*Work required:* Make a verbatim copy of all the records. Skip every image.
*** Provided data ***
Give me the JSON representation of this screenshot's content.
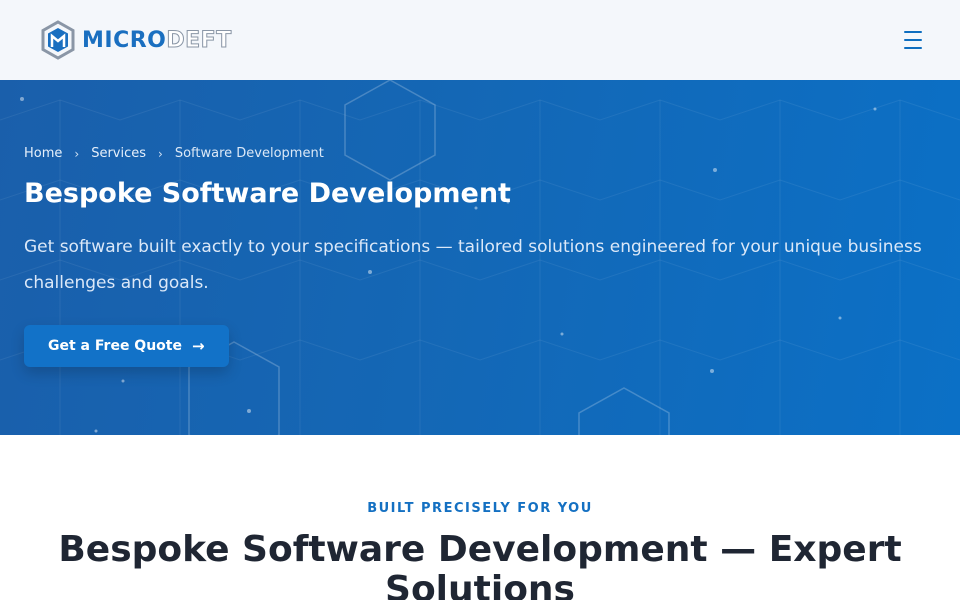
{
  "header": {
    "logo_part1": "MICRO",
    "logo_part2": "DEFT",
    "menu_icon": "hamburger-menu-icon"
  },
  "hero": {
    "breadcrumb": [
      "Home",
      "Services",
      "Software Development"
    ],
    "breadcrumb_separator": "›",
    "title": "Bespoke Software Development",
    "subtitle": "Get software built exactly to your specifications — tailored solutions engineered for your unique business challenges and goals.",
    "cta_label": "Get a Free Quote",
    "cta_icon": "arrow-right-icon"
  },
  "section": {
    "eyebrow": "BUILT PRECISELY FOR YOU",
    "title": "Bespoke Software Development — Expert Solutions"
  },
  "colors": {
    "accent": "#1272c8",
    "hero_bg": "#1467b5",
    "heading": "#1f2633",
    "header_bg": "#f4f7fb"
  }
}
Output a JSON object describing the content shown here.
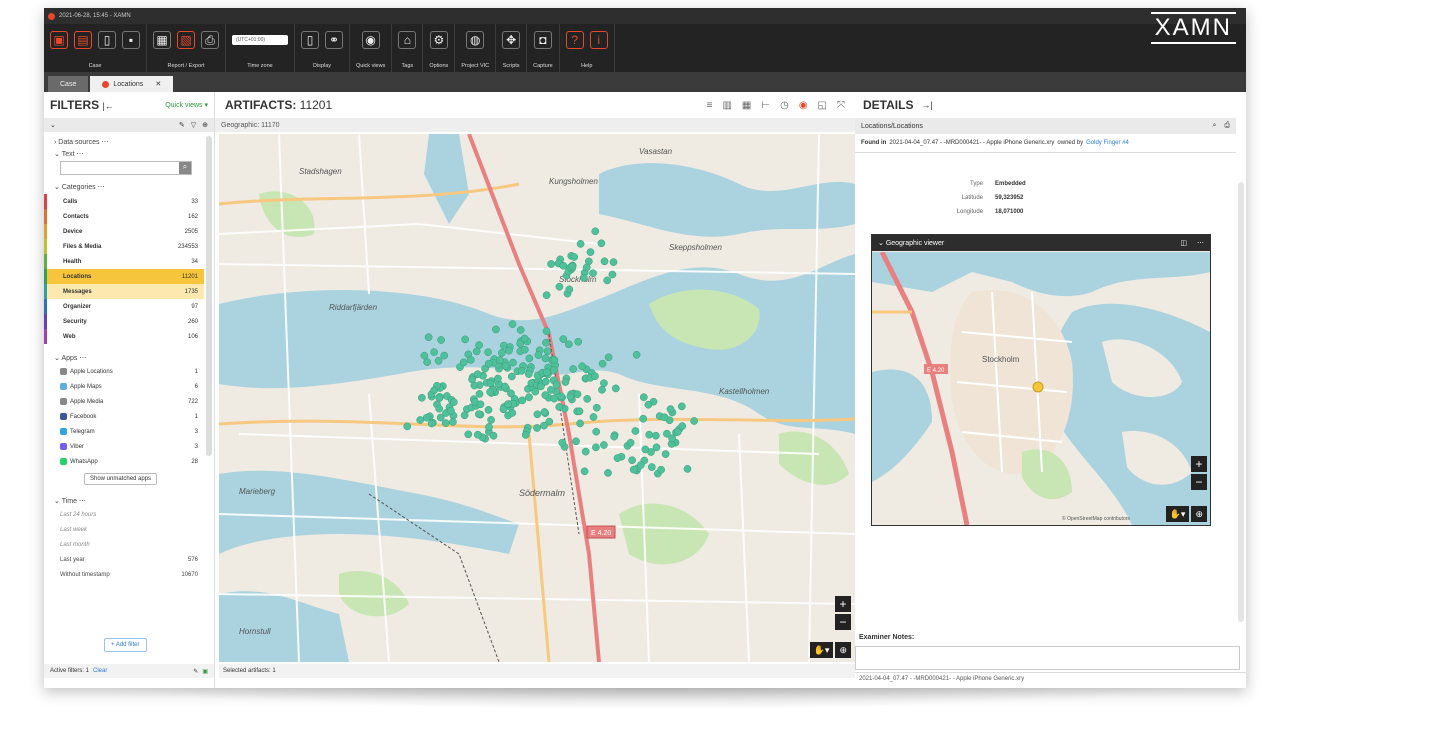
{
  "window": {
    "title": "2021-06-28, 15:45 - XAMN",
    "logo": "XAMN"
  },
  "ribbon": {
    "groups": [
      {
        "label": "Case"
      },
      {
        "label": "Report / Export"
      },
      {
        "label": "Time zone",
        "tz_value": "(UTC+01:00)"
      },
      {
        "label": "Display"
      },
      {
        "label": "Quick views"
      },
      {
        "label": "Tags"
      },
      {
        "label": "Options"
      },
      {
        "label": "Project VIC"
      },
      {
        "label": "Scripts"
      },
      {
        "label": "Capture"
      },
      {
        "label": "Help"
      }
    ]
  },
  "tabs": {
    "case": "Case",
    "locations": "Locations"
  },
  "filters": {
    "title": "FILTERS",
    "quick_views": "Quick views",
    "data_sources": "Data sources",
    "text": "Text",
    "categories_label": "Categories",
    "categories": [
      {
        "name": "Calls",
        "count": "33",
        "color": "#e04040"
      },
      {
        "name": "Contacts",
        "count": "162",
        "color": "#e07030"
      },
      {
        "name": "Device",
        "count": "2505",
        "color": "#e0a030"
      },
      {
        "name": "Files & Media",
        "count": "234553",
        "color": "#c0c030"
      },
      {
        "name": "Health",
        "count": "34",
        "color": "#60b040"
      },
      {
        "name": "Locations",
        "count": "11201",
        "color": "#30a060"
      },
      {
        "name": "Messages",
        "count": "1735",
        "color": "#30a0a0"
      },
      {
        "name": "Organizer",
        "count": "97",
        "color": "#3070c0"
      },
      {
        "name": "Security",
        "count": "260",
        "color": "#6040c0"
      },
      {
        "name": "Web",
        "count": "106",
        "color": "#a040b0"
      }
    ],
    "apps_label": "Apps",
    "apps": [
      {
        "name": "Apple Locations",
        "count": "1",
        "color": "#888888"
      },
      {
        "name": "Apple Maps",
        "count": "6",
        "color": "#5fb0e0"
      },
      {
        "name": "Apple Media",
        "count": "722",
        "color": "#888888"
      },
      {
        "name": "Facebook",
        "count": "1",
        "color": "#3b5998"
      },
      {
        "name": "Telegram",
        "count": "3",
        "color": "#2ca5e0"
      },
      {
        "name": "Viber",
        "count": "3",
        "color": "#7360f2"
      },
      {
        "name": "WhatsApp",
        "count": "28",
        "color": "#25d366"
      }
    ],
    "show_unmatched": "Show unmatched apps",
    "time_label": "Time",
    "time_items": [
      {
        "name": "Last 24 hours",
        "count": ""
      },
      {
        "name": "Last week",
        "count": ""
      },
      {
        "name": "Last month",
        "count": ""
      },
      {
        "name": "Last year",
        "count": "576"
      },
      {
        "name": "Without timestamp",
        "count": "10670"
      }
    ],
    "add_filter": "+ Add filter",
    "active_filters": "Active filters: 1",
    "clear": "Clear"
  },
  "artifacts": {
    "title": "ARTIFACTS:",
    "count": "11201",
    "geographic": "Geographic: 11170",
    "selected": "Selected artifacts: 1",
    "map_labels": [
      "Stockholm",
      "Kungsholmen",
      "Riddarfjärden",
      "Södermalm",
      "Skeppsholmen",
      "Kastellholmen",
      "Stadshagen",
      "Vasastan",
      "Marieberg",
      "Hornstull"
    ],
    "route_label": "E 4.20"
  },
  "details": {
    "title": "DETAILS",
    "path": "Locations/Locations",
    "found_in_label": "Found in",
    "found_in_value": "2021-04-04_07.47 - -MRD000421- - Apple iPhone Generic.xry",
    "owned_by": "owned by",
    "owner": "Goldy Finger #4",
    "properties": [
      {
        "key": "Type",
        "value": "Embedded"
      },
      {
        "key": "Latitude",
        "value": "59,323952"
      },
      {
        "key": "Longitude",
        "value": "18,071000"
      }
    ],
    "geo_viewer_title": "Geographic viewer",
    "geo_map_label": "Stockholm",
    "geo_route_label": "E 4.20",
    "attribution": "© OpenStreetMap contributors",
    "examiner_notes": "Examiner Notes:",
    "footer": "2021-04-04_07.47 - -MRD000421- - Apple iPhone Generic.xry"
  },
  "colors": {
    "accent": "#e8472a",
    "point": "#4fc19a",
    "water": "#aad3df",
    "park": "#c8e6b4",
    "road": "#f7c87f",
    "highway": "#e98080"
  }
}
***
*Task solution:*
Give me the JSON representation of this screenshot's content.
{
  "header": {
    "logo_part1": "MICRO",
    "logo_part2": "DEFT",
    "menu_icon": "hamburger-menu-icon"
  },
  "hero": {
    "breadcrumb": [
      "Home",
      "Services",
      "Software Development"
    ],
    "breadcrumb_separator": "›",
    "title": "Bespoke Software Development",
    "subtitle": "Get software built exactly to your specifications — tailored solutions engineered for your unique business challenges and goals.",
    "cta_label": "Get a Free Quote",
    "cta_icon": "arrow-right-icon"
  },
  "section": {
    "eyebrow": "BUILT PRECISELY FOR YOU",
    "title": "Bespoke Software Development — Expert Solutions"
  },
  "colors": {
    "accent": "#1272c8",
    "hero_bg": "#1467b5",
    "heading": "#1f2633",
    "header_bg": "#f4f7fb"
  }
}
Output a JSON object describing the content shown here.
{
  "window": {
    "title": "2021-06-28, 15:45 - XAMN",
    "logo": "XAMN"
  },
  "ribbon": {
    "groups": [
      {
        "label": "Case"
      },
      {
        "label": "Report / Export"
      },
      {
        "label": "Time zone",
        "tz_value": "(UTC+01:00)"
      },
      {
        "label": "Display"
      },
      {
        "label": "Quick views"
      },
      {
        "label": "Tags"
      },
      {
        "label": "Options"
      },
      {
        "label": "Project VIC"
      },
      {
        "label": "Scripts"
      },
      {
        "label": "Capture"
      },
      {
        "label": "Help"
      }
    ]
  },
  "tabs": {
    "case": "Case",
    "locations": "Locations"
  },
  "filters": {
    "title": "FILTERS",
    "quick_views": "Quick views",
    "data_sources": "Data sources",
    "text": "Text",
    "categories_label": "Categories",
    "categories": [
      {
        "name": "Calls",
        "count": "33",
        "color": "#e04040"
      },
      {
        "name": "Contacts",
        "count": "162",
        "color": "#e07030"
      },
      {
        "name": "Device",
        "count": "2505",
        "color": "#e0a030"
      },
      {
        "name": "Files & Media",
        "count": "234553",
        "color": "#c0c030"
      },
      {
        "name": "Health",
        "count": "34",
        "color": "#60b040"
      },
      {
        "name": "Locations",
        "count": "11201",
        "color": "#30a060"
      },
      {
        "name": "Messages",
        "count": "1735",
        "color": "#30a0a0"
      },
      {
        "name": "Organizer",
        "count": "97",
        "color": "#3070c0"
      },
      {
        "name": "Security",
        "count": "260",
        "color": "#6040c0"
      },
      {
        "name": "Web",
        "count": "106",
        "color": "#a040b0"
      }
    ],
    "apps_label": "Apps",
    "apps": [
      {
        "name": "Apple Locations",
        "count": "1",
        "color": "#888888"
      },
      {
        "name": "Apple Maps",
        "count": "6",
        "color": "#5fb0e0"
      },
      {
        "name": "Apple Media",
        "count": "722",
        "color": "#888888"
      },
      {
        "name": "Facebook",
        "count": "1",
        "color": "#3b5998"
      },
      {
        "name": "Telegram",
        "count": "3",
        "color": "#2ca5e0"
      },
      {
        "name": "Viber",
        "count": "3",
        "color": "#7360f2"
      },
      {
        "name": "WhatsApp",
        "count": "28",
        "color": "#25d366"
      }
    ],
    "show_unmatched": "Show unmatched apps",
    "time_label": "Time",
    "time_items": [
      {
        "name": "Last 24 hours",
        "count": ""
      },
      {
        "name": "Last week",
        "count": ""
      },
      {
        "name": "Last month",
        "count": ""
      },
      {
        "name": "Last year",
        "count": "576"
      },
      {
        "name": "Without timestamp",
        "count": "10670"
      }
    ],
    "add_filter": "+ Add filter",
    "active_filters": "Active filters: 1",
    "clear": "Clear"
  },
  "artifacts": {
    "title": "ARTIFACTS:",
    "count": "11201",
    "geographic": "Geographic: 11170",
    "selected": "Selected artifacts: 1",
    "map_labels": [
      "Stockholm",
      "Kungsholmen",
      "Riddarfjärden",
      "Södermalm",
      "Skeppsholmen",
      "Kastellholmen",
      "Stadshagen",
      "Vasastan",
      "Marieberg",
      "Hornstull"
    ],
    "route_label": "E 4.20"
  },
  "details": {
    "title": "DETAILS",
    "path": "Locations/Locations",
    "found_in_label": "Found in",
    "found_in_value": "2021-04-04_07.47 - -MRD000421- - Apple iPhone Generic.xry",
    "owned_by": "owned by",
    "owner": "Goldy Finger #4",
    "properties": [
      {
        "key": "Type",
        "value": "Embedded"
      },
      {
        "key": "Latitude",
        "value": "59,323952"
      },
      {
        "key": "Longitude",
        "value": "18,071000"
      }
    ],
    "geo_viewer_title": "Geographic viewer",
    "geo_map_label": "Stockholm",
    "geo_route_label": "E 4.20",
    "attribution": "© OpenStreetMap contributors",
    "examiner_notes": "Examiner Notes:",
    "footer": "2021-04-04_07.47 - -MRD000421- - Apple iPhone Generic.xry"
  },
  "colors": {
    "accent": "#e8472a",
    "point": "#4fc19a",
    "water": "#aad3df",
    "park": "#c8e6b4",
    "road": "#f7c87f",
    "highway": "#e98080"
  }
}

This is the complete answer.